• _App and web page records_
────────────────

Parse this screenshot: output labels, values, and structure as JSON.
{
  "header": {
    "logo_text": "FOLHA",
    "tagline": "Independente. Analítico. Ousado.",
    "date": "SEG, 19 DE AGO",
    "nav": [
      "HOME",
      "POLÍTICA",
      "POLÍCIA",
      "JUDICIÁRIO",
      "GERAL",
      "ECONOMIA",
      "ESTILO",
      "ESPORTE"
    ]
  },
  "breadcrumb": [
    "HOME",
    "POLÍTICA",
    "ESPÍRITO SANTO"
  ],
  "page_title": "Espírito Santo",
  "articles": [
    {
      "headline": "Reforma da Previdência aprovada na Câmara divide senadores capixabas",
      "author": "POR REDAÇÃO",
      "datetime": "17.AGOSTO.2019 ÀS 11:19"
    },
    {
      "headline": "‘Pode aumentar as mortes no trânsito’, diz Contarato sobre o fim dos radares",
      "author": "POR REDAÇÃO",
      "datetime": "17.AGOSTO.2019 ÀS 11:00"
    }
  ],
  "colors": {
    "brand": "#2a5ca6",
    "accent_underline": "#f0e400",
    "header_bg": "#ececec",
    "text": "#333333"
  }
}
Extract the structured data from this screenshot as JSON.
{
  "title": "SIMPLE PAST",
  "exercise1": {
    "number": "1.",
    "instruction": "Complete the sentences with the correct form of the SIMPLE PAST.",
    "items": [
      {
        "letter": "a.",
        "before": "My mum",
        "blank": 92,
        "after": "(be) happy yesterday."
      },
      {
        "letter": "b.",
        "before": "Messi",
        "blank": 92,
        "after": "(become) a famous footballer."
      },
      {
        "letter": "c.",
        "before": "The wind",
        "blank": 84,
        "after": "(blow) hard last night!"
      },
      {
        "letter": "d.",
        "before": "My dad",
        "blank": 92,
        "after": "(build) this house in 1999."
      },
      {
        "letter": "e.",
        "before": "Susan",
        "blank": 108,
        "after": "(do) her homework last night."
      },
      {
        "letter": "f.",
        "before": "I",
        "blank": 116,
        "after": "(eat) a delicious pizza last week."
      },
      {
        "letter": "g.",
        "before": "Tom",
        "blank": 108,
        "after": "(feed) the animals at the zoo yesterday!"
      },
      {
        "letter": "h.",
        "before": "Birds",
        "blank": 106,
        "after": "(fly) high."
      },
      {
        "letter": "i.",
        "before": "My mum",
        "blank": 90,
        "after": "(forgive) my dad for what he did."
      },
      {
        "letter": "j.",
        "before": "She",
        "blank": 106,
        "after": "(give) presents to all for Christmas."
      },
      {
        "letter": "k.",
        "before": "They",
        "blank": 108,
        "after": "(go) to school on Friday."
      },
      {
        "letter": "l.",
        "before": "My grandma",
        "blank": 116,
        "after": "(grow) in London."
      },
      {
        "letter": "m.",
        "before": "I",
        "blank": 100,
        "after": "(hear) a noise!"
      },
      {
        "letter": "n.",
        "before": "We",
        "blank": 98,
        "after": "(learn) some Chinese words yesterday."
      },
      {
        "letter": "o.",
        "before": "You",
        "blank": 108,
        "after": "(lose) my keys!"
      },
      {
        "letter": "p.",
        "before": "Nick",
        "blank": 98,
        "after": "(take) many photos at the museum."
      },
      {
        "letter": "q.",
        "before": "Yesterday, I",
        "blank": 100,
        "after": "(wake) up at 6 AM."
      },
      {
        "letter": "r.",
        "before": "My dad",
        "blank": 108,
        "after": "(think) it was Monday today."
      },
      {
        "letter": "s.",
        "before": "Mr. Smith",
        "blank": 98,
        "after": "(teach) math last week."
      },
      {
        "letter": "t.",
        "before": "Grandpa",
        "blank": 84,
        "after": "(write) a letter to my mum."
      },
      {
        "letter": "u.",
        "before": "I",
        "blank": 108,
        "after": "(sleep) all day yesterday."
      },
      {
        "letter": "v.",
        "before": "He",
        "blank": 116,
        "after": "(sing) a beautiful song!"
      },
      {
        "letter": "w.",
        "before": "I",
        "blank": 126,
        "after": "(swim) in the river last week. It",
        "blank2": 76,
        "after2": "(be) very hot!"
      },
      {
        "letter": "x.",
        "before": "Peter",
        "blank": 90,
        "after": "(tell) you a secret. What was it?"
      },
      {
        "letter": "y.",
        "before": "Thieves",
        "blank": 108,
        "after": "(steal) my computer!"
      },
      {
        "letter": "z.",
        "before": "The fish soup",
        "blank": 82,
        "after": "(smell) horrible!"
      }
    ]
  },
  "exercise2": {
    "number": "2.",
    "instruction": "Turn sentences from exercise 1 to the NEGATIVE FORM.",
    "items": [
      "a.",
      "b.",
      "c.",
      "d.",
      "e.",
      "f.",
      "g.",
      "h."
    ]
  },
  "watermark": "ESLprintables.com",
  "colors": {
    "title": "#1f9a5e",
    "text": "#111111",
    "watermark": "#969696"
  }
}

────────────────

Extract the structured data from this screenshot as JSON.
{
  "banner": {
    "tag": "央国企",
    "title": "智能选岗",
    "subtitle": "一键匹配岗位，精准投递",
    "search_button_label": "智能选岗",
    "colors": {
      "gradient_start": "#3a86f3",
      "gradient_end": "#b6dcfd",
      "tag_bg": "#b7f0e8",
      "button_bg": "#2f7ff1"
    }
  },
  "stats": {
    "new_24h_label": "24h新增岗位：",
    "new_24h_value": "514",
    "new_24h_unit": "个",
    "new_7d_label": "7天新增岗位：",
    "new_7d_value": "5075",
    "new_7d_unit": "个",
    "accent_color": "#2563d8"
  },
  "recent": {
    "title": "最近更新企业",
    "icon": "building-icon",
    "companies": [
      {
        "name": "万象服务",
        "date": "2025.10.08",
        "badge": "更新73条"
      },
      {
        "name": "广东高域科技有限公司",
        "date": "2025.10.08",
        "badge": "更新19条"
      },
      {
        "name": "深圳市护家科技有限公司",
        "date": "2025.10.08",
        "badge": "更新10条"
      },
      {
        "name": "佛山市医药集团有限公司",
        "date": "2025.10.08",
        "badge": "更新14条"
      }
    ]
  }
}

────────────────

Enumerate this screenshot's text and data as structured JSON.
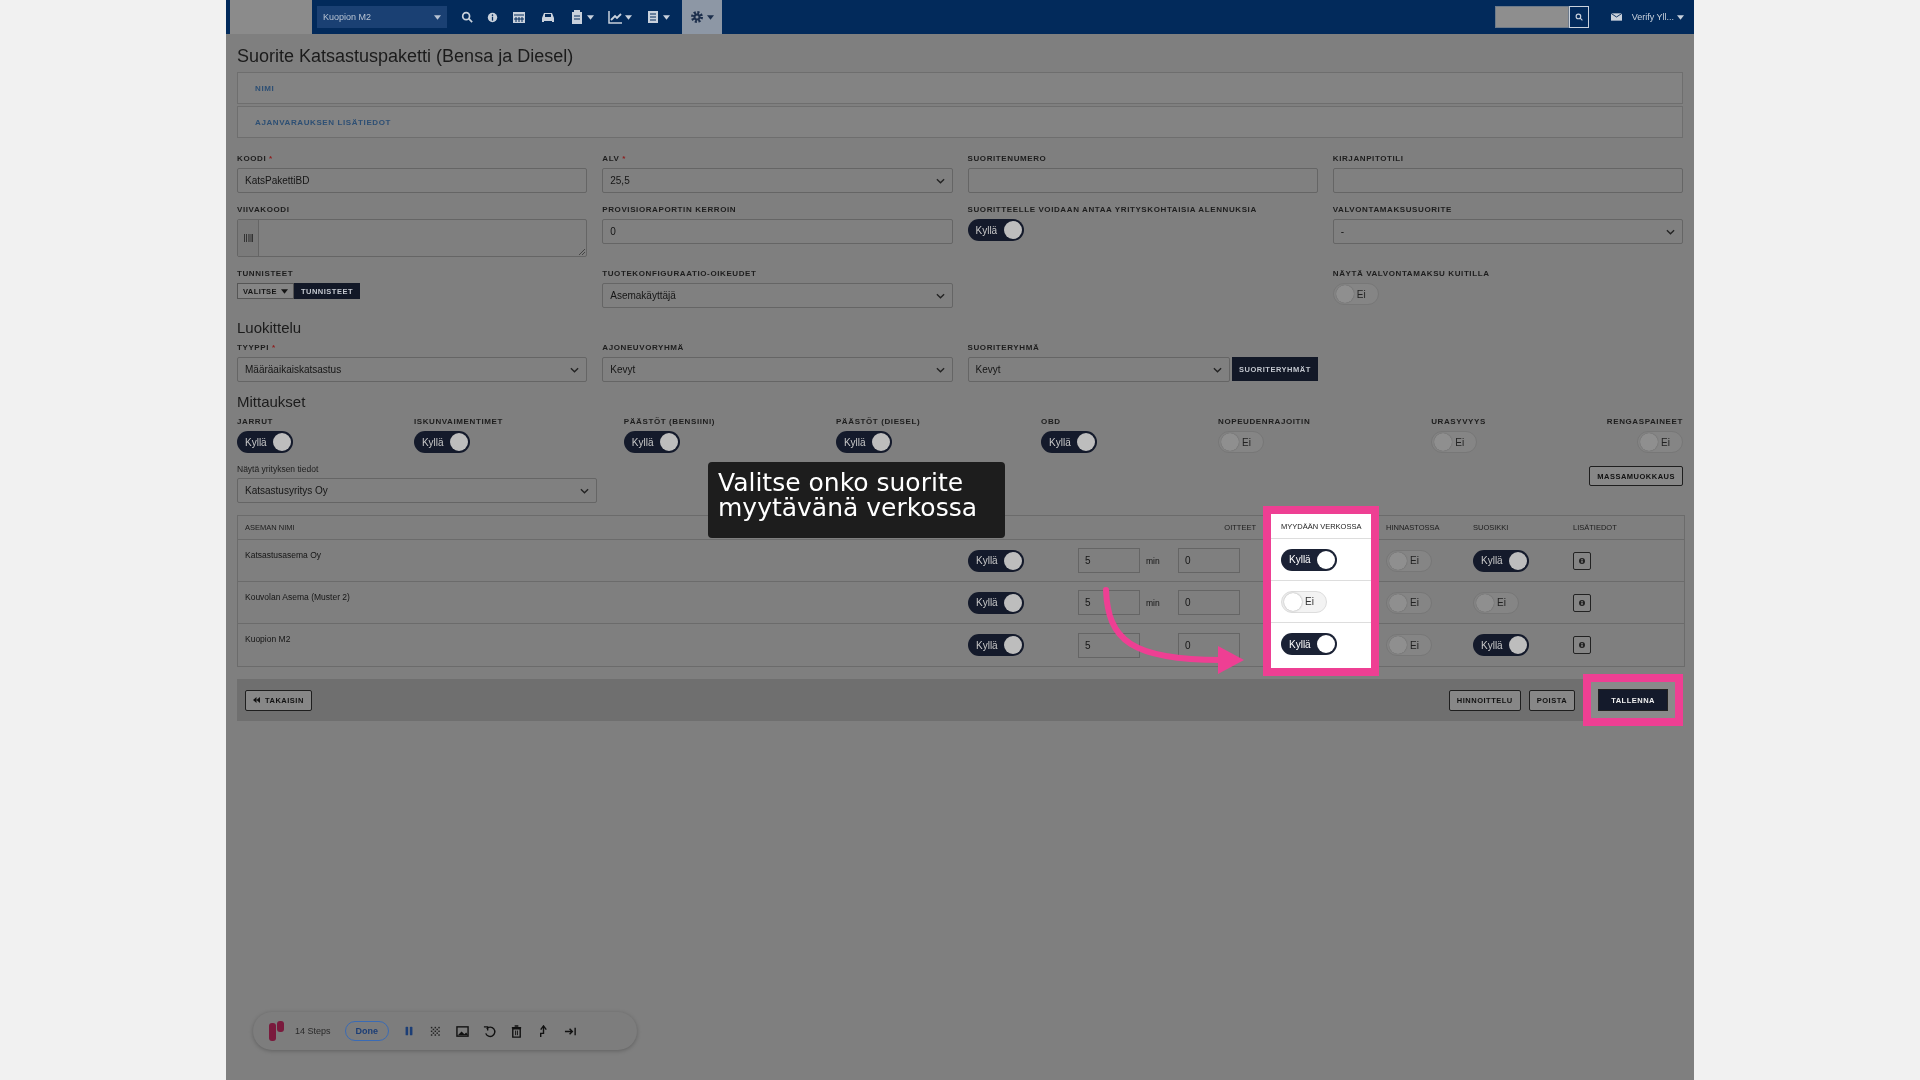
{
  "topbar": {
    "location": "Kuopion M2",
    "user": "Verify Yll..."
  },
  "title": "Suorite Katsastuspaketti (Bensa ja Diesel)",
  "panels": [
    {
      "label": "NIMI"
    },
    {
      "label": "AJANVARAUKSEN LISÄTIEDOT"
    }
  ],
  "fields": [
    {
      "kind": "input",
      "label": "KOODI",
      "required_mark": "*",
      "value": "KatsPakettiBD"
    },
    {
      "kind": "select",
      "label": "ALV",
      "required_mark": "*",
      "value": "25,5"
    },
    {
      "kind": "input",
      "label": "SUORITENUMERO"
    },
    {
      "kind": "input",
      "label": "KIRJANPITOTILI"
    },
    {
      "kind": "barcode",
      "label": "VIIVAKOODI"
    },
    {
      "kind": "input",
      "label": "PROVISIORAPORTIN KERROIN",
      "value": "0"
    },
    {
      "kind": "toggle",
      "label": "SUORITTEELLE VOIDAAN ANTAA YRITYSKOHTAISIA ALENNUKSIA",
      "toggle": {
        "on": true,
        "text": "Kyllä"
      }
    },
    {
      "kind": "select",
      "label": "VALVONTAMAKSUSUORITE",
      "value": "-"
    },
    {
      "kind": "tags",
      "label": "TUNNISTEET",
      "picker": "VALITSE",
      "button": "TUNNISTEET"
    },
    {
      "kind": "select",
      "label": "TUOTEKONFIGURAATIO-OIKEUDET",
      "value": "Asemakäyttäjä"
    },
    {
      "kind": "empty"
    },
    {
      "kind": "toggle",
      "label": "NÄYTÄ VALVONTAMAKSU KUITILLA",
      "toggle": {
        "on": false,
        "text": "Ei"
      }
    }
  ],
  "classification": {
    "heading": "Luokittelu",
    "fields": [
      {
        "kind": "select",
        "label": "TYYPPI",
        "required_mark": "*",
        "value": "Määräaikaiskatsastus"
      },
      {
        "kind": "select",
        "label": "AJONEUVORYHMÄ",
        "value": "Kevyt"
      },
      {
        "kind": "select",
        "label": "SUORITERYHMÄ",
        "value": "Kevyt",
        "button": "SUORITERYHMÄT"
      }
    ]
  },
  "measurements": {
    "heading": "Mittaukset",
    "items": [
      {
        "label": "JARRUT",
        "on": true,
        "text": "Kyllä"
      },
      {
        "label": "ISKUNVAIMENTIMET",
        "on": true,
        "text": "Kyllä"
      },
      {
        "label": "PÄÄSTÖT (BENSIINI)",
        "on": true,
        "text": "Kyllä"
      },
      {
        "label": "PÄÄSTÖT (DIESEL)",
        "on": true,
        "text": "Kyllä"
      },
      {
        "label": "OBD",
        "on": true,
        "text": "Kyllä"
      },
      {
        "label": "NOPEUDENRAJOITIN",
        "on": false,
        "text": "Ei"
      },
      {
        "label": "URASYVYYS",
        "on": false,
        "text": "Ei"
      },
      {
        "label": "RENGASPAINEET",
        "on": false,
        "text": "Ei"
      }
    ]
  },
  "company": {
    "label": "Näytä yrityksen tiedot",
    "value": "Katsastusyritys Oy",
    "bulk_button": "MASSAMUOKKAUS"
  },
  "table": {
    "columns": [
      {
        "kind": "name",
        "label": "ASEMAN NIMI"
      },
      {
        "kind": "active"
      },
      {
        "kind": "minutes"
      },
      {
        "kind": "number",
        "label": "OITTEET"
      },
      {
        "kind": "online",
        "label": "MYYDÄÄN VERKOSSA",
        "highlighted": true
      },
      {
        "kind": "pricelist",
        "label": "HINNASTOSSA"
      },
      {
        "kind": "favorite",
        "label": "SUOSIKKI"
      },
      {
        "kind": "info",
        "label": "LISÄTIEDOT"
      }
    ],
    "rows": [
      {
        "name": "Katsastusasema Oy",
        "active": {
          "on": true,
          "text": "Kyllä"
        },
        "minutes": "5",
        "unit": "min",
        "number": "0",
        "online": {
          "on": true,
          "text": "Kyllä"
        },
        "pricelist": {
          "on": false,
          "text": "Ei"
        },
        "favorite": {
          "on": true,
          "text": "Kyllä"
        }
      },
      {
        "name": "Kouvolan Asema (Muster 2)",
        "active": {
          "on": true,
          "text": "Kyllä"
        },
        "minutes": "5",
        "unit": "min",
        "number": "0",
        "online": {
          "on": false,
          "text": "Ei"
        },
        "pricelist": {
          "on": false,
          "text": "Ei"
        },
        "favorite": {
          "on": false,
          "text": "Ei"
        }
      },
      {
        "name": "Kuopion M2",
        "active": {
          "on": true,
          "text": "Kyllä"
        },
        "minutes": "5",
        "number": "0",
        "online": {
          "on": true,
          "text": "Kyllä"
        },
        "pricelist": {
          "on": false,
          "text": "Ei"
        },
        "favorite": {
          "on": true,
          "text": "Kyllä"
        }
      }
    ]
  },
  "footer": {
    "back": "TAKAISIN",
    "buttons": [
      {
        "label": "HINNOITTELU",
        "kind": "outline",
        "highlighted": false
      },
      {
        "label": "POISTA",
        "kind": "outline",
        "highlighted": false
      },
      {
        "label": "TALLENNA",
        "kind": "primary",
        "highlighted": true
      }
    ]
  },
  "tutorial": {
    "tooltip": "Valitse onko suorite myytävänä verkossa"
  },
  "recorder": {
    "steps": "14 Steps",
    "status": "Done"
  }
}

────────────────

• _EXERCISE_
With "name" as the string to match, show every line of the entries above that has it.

• _OUTPUT OF THE EXERCISE_
        "name": "万象服务",
        "name": "广东高域科技有限公司",
        "name": "深圳市护家科技有限公司",
        "name": "佛山市医药集团有限公司",
        "kind": "name",
        "name": "Katsastusasema Oy",
        "name": "Kouvolan Asema (Muster 2)",
        "name": "Kuopion M2",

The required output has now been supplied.